With Beijing suffering its fourth bout of heavy smog this month, figures ranging from Chinese premier Wen Jiabao to real estate mogul Pan Shiyi have issued calls for the government and industry to get serious about pollution. But the government´s flagship English-language newspaper China Daily is putting the onus on another group to help tackle the smog problem: regular people.
In a front-page story on Wednesday, the paper said a ´joint effort´ was required to fight air pollution, arguing that citizens should do their part by taking more public transportation and driving less.
´Tackling air pollution requires input from individuals as well as officials,´ the newspaper said, citing experts.
´Everyone is responsible for creating air pollution. No one will act if we all just place our hopes in others,´ the paper quoted Du Shaozhong, director of the China Beijing Environment Exchange, as saying.
Civic-minded exhortation, or an effort to shift the blame?
Urging individuals to take responsibility for their impact on the environment lies at the core of environmental movements in the U.S. and Europe. And no one can argue that more people taking public transportation won´t help reduce some of the pollution afflicting China´s cities not to mention the sclerotic traffic that chokes roads in major urban centers like Beijing. The suggestion is nevertheless problematic in China for a couple of reasons.

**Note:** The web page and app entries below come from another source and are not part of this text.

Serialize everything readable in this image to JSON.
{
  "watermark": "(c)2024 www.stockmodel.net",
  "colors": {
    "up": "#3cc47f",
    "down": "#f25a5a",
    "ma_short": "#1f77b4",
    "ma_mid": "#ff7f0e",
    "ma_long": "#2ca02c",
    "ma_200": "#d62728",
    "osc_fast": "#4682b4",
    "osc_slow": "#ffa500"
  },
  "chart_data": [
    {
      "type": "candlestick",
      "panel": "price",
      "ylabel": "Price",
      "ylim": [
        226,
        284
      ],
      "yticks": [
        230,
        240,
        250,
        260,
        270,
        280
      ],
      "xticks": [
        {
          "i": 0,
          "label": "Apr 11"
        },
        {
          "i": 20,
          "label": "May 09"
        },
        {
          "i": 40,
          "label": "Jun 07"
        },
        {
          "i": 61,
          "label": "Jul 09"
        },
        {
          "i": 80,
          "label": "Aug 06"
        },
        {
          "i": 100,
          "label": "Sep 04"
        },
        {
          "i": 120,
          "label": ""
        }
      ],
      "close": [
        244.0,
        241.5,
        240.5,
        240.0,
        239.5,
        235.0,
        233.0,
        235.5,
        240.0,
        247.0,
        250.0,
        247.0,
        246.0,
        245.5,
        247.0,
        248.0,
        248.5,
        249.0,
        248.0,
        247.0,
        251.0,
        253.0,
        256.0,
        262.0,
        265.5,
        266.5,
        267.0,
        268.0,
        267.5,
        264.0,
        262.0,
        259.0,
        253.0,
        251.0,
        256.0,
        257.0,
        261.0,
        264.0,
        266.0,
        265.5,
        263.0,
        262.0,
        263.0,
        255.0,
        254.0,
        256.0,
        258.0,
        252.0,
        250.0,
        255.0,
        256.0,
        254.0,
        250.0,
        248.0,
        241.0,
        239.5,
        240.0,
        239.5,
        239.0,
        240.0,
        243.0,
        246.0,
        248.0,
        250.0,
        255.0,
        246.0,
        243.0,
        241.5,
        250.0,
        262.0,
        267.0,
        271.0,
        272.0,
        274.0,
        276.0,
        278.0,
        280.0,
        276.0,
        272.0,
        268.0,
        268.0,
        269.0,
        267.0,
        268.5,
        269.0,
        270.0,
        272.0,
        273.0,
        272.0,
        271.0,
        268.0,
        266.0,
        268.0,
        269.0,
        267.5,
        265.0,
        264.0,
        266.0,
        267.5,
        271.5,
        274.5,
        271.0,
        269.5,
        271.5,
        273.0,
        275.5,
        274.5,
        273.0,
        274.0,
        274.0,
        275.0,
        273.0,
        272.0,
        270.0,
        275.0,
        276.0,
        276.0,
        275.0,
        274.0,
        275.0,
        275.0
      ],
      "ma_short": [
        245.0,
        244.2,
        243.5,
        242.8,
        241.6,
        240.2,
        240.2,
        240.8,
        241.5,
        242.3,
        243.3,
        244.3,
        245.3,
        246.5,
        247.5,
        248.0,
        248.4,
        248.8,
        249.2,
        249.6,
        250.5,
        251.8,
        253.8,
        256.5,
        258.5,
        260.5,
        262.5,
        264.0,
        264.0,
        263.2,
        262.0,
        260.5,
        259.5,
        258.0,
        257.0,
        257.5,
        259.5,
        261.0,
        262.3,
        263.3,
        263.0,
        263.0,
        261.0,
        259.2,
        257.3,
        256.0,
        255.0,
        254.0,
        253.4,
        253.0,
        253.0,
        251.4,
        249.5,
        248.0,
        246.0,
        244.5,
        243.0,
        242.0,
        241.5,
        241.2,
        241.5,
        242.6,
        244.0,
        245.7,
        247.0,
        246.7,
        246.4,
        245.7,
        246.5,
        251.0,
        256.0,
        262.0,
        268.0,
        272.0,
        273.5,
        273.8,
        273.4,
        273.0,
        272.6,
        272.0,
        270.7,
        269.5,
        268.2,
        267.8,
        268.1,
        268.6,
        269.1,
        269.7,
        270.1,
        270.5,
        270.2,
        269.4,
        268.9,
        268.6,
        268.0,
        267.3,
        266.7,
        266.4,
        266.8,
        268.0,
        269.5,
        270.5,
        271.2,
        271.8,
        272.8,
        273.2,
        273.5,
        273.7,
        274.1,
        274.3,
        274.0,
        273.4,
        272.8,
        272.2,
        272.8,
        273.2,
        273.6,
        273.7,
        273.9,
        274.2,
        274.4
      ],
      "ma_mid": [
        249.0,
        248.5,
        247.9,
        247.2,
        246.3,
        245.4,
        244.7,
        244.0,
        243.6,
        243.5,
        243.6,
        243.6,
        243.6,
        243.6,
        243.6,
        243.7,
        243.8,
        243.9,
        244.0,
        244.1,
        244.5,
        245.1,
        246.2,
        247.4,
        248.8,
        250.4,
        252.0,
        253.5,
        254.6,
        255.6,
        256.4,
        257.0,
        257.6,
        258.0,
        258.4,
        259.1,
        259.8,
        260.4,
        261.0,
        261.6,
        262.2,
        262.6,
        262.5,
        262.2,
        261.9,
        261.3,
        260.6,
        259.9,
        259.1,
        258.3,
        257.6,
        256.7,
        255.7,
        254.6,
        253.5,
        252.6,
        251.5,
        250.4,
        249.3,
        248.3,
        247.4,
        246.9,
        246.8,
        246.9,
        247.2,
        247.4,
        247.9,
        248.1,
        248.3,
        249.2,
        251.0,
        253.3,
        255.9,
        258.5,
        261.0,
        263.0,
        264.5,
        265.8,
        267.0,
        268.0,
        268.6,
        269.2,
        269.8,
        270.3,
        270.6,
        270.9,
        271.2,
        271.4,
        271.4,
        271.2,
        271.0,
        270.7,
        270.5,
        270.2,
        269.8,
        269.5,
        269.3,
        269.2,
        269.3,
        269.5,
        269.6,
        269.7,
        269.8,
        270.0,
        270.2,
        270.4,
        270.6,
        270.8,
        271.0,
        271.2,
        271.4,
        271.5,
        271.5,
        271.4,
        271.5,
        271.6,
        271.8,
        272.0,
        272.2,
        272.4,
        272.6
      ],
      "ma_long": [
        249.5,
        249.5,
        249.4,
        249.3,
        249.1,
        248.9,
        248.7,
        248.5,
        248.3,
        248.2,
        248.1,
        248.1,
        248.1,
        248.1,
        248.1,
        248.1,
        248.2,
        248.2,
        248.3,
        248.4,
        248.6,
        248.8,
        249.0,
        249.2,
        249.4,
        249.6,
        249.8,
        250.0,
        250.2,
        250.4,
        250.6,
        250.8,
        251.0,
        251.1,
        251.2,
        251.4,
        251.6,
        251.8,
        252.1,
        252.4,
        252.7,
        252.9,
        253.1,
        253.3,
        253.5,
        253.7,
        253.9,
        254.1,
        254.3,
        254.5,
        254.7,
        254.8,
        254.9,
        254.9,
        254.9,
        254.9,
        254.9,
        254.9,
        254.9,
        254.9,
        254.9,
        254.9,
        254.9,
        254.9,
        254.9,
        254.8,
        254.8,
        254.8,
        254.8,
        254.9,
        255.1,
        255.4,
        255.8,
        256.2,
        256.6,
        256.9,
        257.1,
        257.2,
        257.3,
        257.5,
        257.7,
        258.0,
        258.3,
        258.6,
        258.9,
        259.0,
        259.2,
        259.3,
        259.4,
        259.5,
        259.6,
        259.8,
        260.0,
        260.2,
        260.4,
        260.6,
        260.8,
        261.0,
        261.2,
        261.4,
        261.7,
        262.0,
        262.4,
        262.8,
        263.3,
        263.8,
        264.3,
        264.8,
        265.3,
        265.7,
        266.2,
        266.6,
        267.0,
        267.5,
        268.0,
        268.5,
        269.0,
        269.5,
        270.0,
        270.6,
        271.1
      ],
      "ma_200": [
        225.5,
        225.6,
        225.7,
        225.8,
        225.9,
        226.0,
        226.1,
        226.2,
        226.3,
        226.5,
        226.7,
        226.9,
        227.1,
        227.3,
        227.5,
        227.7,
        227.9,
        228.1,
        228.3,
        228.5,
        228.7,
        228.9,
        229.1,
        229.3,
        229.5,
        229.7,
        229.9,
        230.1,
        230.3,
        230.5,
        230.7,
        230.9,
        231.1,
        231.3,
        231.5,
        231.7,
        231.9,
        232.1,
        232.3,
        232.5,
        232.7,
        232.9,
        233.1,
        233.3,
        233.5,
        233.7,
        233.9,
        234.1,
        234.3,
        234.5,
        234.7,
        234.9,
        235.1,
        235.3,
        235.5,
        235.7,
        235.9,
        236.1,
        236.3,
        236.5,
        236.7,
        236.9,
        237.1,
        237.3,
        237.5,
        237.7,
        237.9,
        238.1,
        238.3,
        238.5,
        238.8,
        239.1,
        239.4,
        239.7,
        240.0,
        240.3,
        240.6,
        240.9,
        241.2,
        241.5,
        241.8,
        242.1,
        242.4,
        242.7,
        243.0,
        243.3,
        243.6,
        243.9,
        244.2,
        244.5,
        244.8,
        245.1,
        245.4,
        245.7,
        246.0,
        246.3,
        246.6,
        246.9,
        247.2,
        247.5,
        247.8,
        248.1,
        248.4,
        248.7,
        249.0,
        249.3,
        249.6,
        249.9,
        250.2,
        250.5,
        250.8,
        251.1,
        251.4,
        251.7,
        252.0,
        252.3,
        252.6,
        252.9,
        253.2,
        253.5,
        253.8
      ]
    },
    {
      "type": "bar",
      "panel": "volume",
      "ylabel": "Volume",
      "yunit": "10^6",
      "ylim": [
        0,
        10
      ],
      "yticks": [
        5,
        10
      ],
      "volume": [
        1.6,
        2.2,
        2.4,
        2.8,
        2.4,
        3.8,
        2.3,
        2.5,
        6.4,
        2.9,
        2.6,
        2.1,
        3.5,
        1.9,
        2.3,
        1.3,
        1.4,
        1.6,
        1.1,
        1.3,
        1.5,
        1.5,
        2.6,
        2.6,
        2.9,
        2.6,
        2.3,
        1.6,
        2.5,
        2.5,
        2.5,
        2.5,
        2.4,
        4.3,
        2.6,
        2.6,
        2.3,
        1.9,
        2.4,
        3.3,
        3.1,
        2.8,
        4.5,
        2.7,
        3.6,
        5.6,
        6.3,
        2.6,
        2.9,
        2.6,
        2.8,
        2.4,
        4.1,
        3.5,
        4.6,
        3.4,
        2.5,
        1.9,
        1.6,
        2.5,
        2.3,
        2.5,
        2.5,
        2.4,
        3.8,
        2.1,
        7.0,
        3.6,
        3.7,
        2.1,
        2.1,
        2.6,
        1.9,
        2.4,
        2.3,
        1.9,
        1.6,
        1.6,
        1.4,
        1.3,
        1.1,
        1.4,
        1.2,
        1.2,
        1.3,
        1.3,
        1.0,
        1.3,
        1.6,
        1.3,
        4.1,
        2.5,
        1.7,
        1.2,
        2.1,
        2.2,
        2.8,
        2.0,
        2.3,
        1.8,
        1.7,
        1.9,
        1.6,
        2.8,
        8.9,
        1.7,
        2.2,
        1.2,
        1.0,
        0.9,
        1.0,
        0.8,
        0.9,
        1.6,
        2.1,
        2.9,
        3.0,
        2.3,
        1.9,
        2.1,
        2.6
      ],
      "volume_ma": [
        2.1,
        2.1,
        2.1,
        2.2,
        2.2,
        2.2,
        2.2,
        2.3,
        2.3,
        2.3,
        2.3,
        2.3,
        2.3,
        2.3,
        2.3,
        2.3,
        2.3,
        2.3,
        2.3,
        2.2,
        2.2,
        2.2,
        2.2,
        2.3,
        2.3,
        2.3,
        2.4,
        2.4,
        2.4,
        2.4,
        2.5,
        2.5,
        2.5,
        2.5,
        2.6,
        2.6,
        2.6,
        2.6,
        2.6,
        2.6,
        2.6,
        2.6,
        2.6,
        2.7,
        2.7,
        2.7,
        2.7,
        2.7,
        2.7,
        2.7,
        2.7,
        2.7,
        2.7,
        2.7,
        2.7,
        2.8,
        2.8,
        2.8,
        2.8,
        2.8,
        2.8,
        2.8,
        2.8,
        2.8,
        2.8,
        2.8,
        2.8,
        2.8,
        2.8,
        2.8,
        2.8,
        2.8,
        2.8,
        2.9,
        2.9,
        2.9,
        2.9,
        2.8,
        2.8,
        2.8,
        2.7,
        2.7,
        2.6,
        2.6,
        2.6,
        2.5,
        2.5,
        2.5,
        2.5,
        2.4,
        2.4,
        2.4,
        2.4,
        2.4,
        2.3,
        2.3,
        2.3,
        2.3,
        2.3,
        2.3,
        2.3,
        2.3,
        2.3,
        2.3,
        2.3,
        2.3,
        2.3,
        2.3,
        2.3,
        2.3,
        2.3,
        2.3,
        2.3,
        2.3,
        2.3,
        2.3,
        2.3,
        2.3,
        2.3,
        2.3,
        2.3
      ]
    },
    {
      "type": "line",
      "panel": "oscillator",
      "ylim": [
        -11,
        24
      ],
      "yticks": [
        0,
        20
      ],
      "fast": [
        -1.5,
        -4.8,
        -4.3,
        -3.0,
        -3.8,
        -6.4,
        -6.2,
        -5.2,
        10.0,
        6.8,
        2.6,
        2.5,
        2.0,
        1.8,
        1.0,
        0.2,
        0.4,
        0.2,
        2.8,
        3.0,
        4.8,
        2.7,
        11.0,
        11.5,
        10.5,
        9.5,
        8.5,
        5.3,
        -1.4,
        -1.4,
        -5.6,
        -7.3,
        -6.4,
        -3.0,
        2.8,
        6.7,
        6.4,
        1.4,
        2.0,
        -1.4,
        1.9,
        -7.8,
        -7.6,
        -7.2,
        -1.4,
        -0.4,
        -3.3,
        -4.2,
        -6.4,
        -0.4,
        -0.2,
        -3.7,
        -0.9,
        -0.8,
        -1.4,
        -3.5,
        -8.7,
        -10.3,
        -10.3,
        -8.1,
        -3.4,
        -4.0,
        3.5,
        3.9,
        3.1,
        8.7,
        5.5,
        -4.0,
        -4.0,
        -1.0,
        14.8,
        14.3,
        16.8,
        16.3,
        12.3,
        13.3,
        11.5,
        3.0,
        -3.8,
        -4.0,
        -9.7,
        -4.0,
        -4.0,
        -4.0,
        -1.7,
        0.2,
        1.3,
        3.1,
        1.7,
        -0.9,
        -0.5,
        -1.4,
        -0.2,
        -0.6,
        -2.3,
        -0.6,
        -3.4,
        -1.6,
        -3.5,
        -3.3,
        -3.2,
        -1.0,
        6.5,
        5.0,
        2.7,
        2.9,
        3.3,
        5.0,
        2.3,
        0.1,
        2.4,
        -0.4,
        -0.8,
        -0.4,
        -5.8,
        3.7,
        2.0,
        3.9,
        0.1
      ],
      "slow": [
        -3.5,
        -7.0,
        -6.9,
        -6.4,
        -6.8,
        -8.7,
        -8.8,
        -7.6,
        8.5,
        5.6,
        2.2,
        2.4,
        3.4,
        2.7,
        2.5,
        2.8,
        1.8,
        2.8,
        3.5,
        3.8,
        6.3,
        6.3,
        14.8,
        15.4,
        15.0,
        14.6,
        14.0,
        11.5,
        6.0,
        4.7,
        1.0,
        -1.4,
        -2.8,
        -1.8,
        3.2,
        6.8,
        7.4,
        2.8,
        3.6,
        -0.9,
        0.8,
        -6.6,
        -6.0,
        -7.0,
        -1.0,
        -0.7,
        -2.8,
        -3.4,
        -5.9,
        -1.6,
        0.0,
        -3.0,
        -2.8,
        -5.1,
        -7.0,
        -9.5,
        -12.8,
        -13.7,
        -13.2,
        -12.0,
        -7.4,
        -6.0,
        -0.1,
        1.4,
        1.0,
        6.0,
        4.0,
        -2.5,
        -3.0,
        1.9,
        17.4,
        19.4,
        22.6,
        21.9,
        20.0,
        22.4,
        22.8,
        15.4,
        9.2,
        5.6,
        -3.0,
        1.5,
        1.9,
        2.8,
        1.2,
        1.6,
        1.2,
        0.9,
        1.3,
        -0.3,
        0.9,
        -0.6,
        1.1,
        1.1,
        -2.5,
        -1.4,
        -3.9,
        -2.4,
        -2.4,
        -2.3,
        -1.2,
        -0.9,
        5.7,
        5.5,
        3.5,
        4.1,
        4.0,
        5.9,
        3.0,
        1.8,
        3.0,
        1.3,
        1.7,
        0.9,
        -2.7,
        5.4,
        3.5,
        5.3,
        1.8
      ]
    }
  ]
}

First, the contribution of individuals to China´s air pollution problem is small compared to that of companies and power plants. The China Daily story quotes Xiao Yan, a 30-year-old lawyer who takes public transportation in Beijing to the dismay of her colleagues, as saying vehicle emissions are ´not much less than those from industry.´ That may be true as far as major cities are concerned, but it´s also misleading.
Although vehicle pollution is a large and growing source of urban air pollution, it isn´t clear how much passenger vehicles are contributing to the smog that has engulfed Beijing over the past few weeks. Almost 80% of fine particulate matter, known as PM2.5, emitted from vehicles in China comes from diesel-powered trucks, which represent less than a fifth of the country´s vehicle fleet.
And while Beijing itself is home to relatively few smoke-spewing factories and steel mills, heavy industrial pollution from surrounding areas has a way of blowing over to blanket the city.
The call for individuals to take responsibility for improving China´s air also risks falling on deaf ears. China´s government, anxious to limit the role and power of civil society, has long positioned itself as the country´s ultimate problem solver, making individuals less inclined to see themselves as having the power or the responsibility to tackle social issues themselves.
In a 2011 survey of Chinese people´s attitudes toward environmental protection, the World Wide Fund for Nature found 56% of 1,600 respondents agreed at least somewhat with the idea that environmental protection was a government, rather than an individual, issue.
The China Daily did pay lip-service in the end to the notion that individual impacts on China´s pollution problem could be limited, quoting Zhou Rong, a climate and energy project manager at Greenpeace, as saying blame for China´s pollution problem lies elsewhere.
´I agree that people should not drive and then complain about the bad air, but the major problem is still in the structure of the economy and energy consumption, which cannot be changed by ordinary people,´ Ms. Zhou told the newspaper.
该报援引北京环境交易所(China Beijing Environment Exchange)董事长杜少中的话说，每个人都要对空气污染问题负责。如果我们只是把希望寄托在别人身上，那么没有人会采取行动。
世界自然基金会(World Wide Fund for Nature)2011年对中国人环保态度的调查发现，在1,600名受访者中，有56%的人至少在一定程度上认同这样一种观点，那就是环保是政府的事，跟个人没太大关系。